Then, working in batches, puree the soup in a blender until it's smooth. IMPORTANT SIDE NOTE (although it's not to the side, which I guess makes it more of an IMPORTANT WITHIN-PARAGRAPH NOTE): When pureeing hot liquids in a blender, make sure you take the little nubbin thing off of the blender lid. I don't really know what that's called, if it's called anything at all, but it's the thing that leaves a giant hole in the lid. And now you're probably asking yourself why you'd want a giant hole in the blender lid, because isn't a lid supposed to, you know, seal shit up? And this is true, but if you don't have a giant hole in the lid when you're blending hot liquids there would be no place for steam to escape and with no place for steam to escape you get HOT STEAMING EXPLOSIONS. Hence, the Industrial Revolution.

But, you still have a giant hole in the lid which can (and does, believe me) lead to splash back, so just hold a kitchen towel over the hole to catch any soup that might be organizing a massive jailbreak.

Or, you know, you could just buy a stick blender and use that to puree your soup right in the pot. Like this!

Set that aside to cool. Once it's at room temperature, whisk in the yogurt.

Give it a taste, and add more salt if you need it. Then stick that bad boy (or girl, whatever) in the fridge and let it chiiiiiiiillax for a few hours. When it's cold, it's ready to serve!

Stay cool, friends!


About Chocolate Pudding

There are things they say about mice and men that apply equally to Kats and women. My Flickr account is overburdened with pictures I need to turn into recipes, and half a dozen cookbooks sit on the shelf waiting to be reviewed. And what have I been doing all this time? Well, a lot of things, actually. Like major, life-altering things. More to come this summer.

For now, let's talk chocolate pudding, and more specifically, this chocolate pudding. I had originally intended to post this before Valentine's Day as a fun little "Heeeeey, I gave you VD!" recipe, but I ran out of eggs. Oops. Anywho, I've adapted this from Michel Richard's Happy in the Kitchen (one of those aforementioned books I intend to review one of these days) and it really couldn't be easier. In fact, as long as you know how to work a microwave this should be a piece of cake. I mean, a bowl of pudding. Whatevs.

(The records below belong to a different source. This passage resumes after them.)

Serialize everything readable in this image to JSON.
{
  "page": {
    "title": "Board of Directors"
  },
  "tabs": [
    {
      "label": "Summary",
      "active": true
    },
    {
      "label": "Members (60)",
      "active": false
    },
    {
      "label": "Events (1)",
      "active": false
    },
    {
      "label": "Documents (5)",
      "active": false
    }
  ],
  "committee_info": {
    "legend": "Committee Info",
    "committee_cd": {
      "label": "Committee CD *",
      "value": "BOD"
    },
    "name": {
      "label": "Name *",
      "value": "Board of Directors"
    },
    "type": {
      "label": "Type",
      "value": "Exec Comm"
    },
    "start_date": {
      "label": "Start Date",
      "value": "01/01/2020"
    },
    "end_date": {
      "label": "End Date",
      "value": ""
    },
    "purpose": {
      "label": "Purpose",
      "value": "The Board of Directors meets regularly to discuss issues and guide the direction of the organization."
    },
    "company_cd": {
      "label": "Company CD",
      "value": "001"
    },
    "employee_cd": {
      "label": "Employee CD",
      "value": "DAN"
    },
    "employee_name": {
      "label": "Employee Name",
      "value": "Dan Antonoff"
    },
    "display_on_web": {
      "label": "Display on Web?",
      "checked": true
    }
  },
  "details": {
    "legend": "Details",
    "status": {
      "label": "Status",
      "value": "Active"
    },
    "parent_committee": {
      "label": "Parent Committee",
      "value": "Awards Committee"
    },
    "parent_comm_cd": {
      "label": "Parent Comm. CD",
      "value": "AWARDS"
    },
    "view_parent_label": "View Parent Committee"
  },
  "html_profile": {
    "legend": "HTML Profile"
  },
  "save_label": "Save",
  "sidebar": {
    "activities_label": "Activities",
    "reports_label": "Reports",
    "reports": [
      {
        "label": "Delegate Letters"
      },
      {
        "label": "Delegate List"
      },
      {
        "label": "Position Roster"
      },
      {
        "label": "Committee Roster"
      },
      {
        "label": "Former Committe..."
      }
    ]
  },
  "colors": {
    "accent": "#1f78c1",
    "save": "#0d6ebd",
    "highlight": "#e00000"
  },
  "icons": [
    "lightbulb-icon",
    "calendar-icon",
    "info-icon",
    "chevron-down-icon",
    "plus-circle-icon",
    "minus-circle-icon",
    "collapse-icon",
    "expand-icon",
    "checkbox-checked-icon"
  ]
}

Let's make some groceries. For four servings you'll need:
  • 2 cups milk
  • 4 large egg yolks
  • 2 tablespoons cornstarch
  • 2 tablespoons honey
  • ½ cup semisweet chocolate chips
 Combine your first four ingredients in a large, microwave-safe bowl, and whisk all that up until the honey and cornstarch are dissolved.

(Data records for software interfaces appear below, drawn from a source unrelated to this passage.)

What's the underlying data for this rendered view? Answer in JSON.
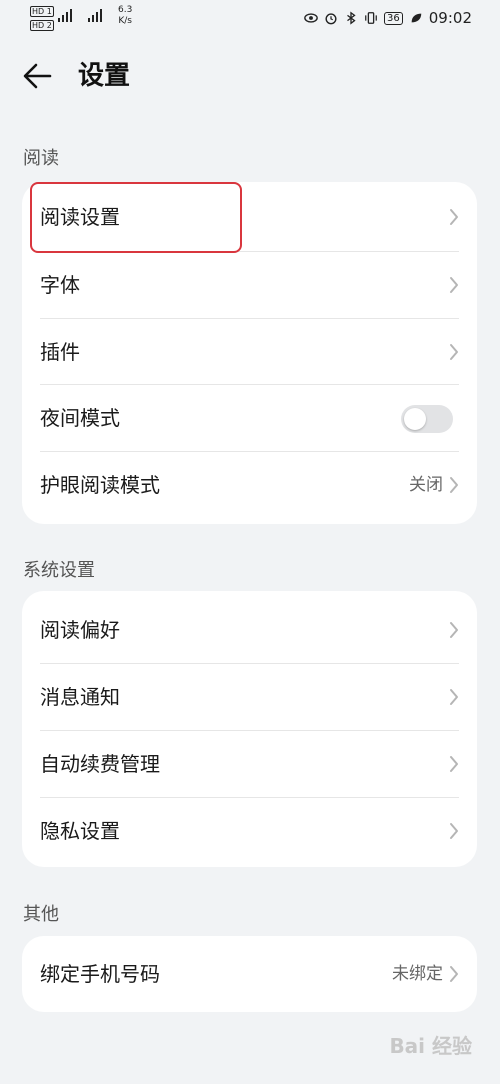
{
  "status": {
    "sim1": "HD 1",
    "sim2": "HD 2",
    "net_speed": "6.3",
    "net_unit": "K/s",
    "battery": "36",
    "time": "09:02",
    "icons": [
      "eye-icon",
      "alarm-icon",
      "bluetooth-icon",
      "vibrate-icon",
      "battery-icon",
      "leaf-icon"
    ]
  },
  "header": {
    "title": "设置",
    "back_icon": "back-arrow-icon"
  },
  "sections": {
    "reading": {
      "label": "阅读",
      "items": [
        {
          "label": "阅读设置",
          "type": "chevron"
        },
        {
          "label": "字体",
          "type": "chevron"
        },
        {
          "label": "插件",
          "type": "chevron"
        },
        {
          "label": "夜间模式",
          "type": "toggle",
          "on": false
        },
        {
          "label": "护眼阅读模式",
          "type": "chevron",
          "value": "关闭"
        }
      ]
    },
    "system": {
      "label": "系统设置",
      "items": [
        {
          "label": "阅读偏好",
          "type": "chevron"
        },
        {
          "label": "消息通知",
          "type": "chevron"
        },
        {
          "label": "自动续费管理",
          "type": "chevron"
        },
        {
          "label": "隐私设置",
          "type": "chevron"
        }
      ]
    },
    "other": {
      "label": "其他",
      "items": [
        {
          "label": "绑定手机号码",
          "type": "chevron",
          "value": "未绑定"
        }
      ]
    }
  },
  "watermark": "Bai 经验",
  "colors": {
    "background": "#f1f3f5",
    "card": "#ffffff",
    "highlight": "#d9363e",
    "toggle_off": "#e2e3e5"
  }
}
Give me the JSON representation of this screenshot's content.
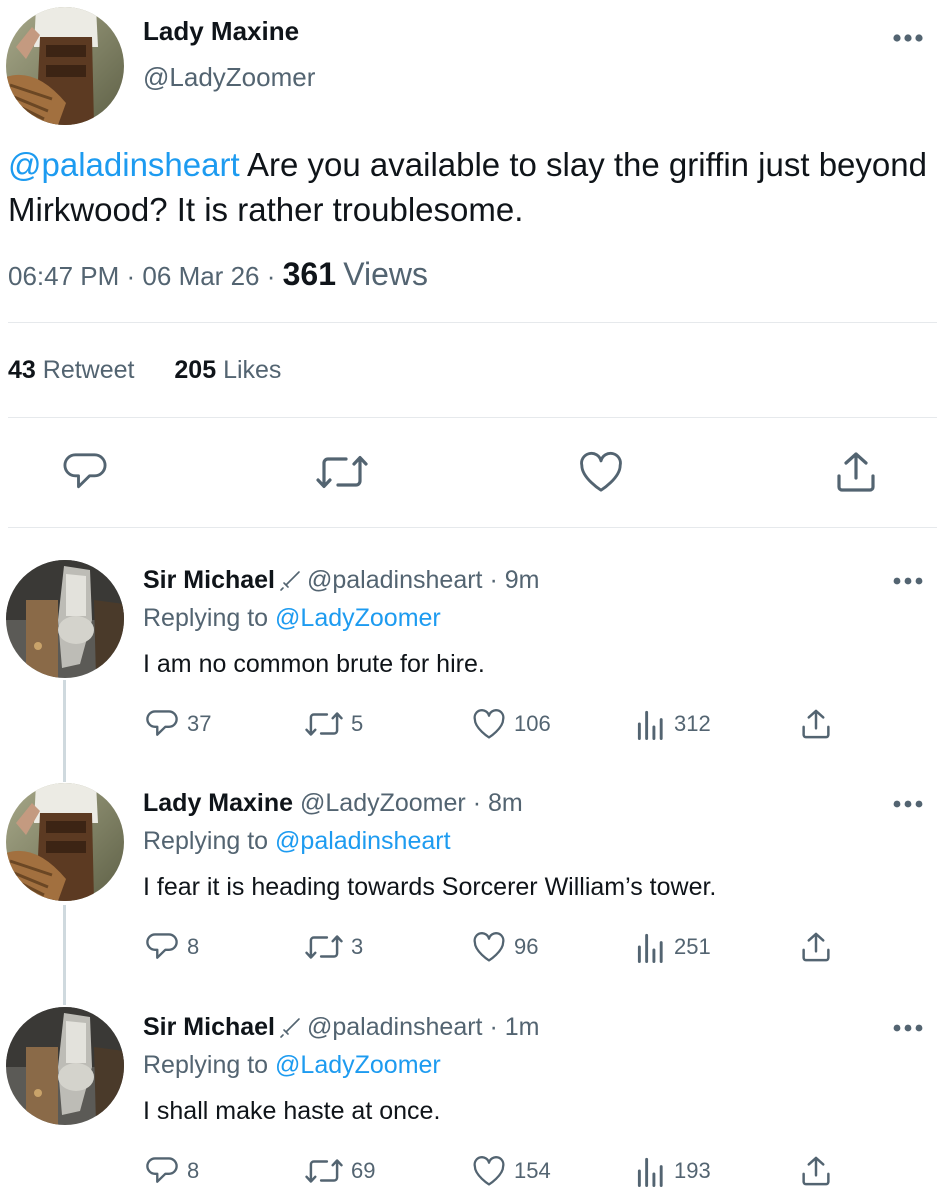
{
  "tweet": {
    "author_name": "Lady Maxine",
    "author_handle": "@LadyZoomer",
    "mention": "@paladinsheart",
    "text": " Are you available to slay the griffin just beyond Mirkwood? It is rather troublesome.",
    "time": "06:47 PM",
    "date": "06 Mar 26",
    "views_count": "361",
    "views_label": "Views",
    "retweets_count": "43",
    "retweets_label": "Retweet",
    "likes_count": "205",
    "likes_label": "Likes",
    "icons": [
      "more-icon",
      "reply-icon",
      "retweet-icon",
      "like-icon",
      "share-icon"
    ]
  },
  "replies": [
    {
      "name": "Sir Michael",
      "handle": "@paladinsheart",
      "time": "9m",
      "replying_label": "Replying to",
      "replying_to": "@LadyZoomer",
      "text": "I am no common brute for hire.",
      "reply_count": "37",
      "retweet_count": "5",
      "like_count": "106",
      "view_count": "312",
      "badge_icon": "sword-icon"
    },
    {
      "name": "Lady Maxine",
      "handle": "@LadyZoomer",
      "time": "8m",
      "replying_label": "Replying to",
      "replying_to": "@paladinsheart",
      "text": "I fear it is heading towards Sorcerer William’s tower.",
      "reply_count": "8",
      "retweet_count": "3",
      "like_count": "96",
      "view_count": "251"
    },
    {
      "name": "Sir Michael",
      "handle": "@paladinsheart",
      "time": "1m",
      "replying_label": "Replying to",
      "replying_to": "@LadyZoomer",
      "text": "I shall make haste at once.",
      "reply_count": "8",
      "retweet_count": "69",
      "like_count": "154",
      "view_count": "193",
      "badge_icon": "sword-icon"
    }
  ],
  "colors": {
    "accent": "#1d9bf0",
    "text": "#0f1419",
    "secondary": "#536471",
    "divider": "#e6e9ec",
    "thread_line": "#cfd9de"
  }
}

Stir in the chocolate chips, and microwave on high for 2 minutes. Remove the bowl and whisk your proto-pudding well, then microwave for another 2 minutes. Whisk again. Then microwave again.

If your pudding hasn't come to a boil or isn't thick enough, keep microwaving/whisking it for a minute at a time until it looks like pudding. You know, like this:

Then, let it sit on the counter for about 15 minutes, periodically whisking to help it cool evenly. Refrigerate it until it's cold, and that's it! You just made pudding! (Whipped Lightning topping completely optional.)